Collect the lines of the entries where "chevron" shows up.

■ **Source records**:

----------

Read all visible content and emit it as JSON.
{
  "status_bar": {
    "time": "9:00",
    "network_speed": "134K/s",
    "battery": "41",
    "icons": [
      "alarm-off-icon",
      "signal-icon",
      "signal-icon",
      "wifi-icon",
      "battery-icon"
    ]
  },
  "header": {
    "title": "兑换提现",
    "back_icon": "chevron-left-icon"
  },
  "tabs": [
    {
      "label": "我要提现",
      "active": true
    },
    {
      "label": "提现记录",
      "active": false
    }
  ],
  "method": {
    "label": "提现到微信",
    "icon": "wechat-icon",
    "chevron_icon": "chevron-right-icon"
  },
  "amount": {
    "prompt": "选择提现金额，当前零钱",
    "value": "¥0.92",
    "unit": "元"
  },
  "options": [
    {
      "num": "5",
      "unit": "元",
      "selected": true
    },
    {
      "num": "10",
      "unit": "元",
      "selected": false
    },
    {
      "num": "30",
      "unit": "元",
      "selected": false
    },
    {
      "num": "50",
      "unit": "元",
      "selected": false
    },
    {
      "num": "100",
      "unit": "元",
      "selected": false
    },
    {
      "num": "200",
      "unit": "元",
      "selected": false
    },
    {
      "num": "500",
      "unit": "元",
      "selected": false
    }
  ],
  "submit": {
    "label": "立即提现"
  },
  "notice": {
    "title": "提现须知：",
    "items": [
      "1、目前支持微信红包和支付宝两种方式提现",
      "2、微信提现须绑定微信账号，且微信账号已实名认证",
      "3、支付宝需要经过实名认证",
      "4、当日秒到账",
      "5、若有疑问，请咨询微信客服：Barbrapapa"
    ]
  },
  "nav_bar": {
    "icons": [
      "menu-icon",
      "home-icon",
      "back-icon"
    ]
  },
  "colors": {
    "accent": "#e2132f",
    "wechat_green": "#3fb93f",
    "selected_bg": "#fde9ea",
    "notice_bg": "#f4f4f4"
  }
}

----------

■ **The completed task**:
    "back_icon": "chevron-left-icon"
    "chevron_icon": "chevron-right-icon"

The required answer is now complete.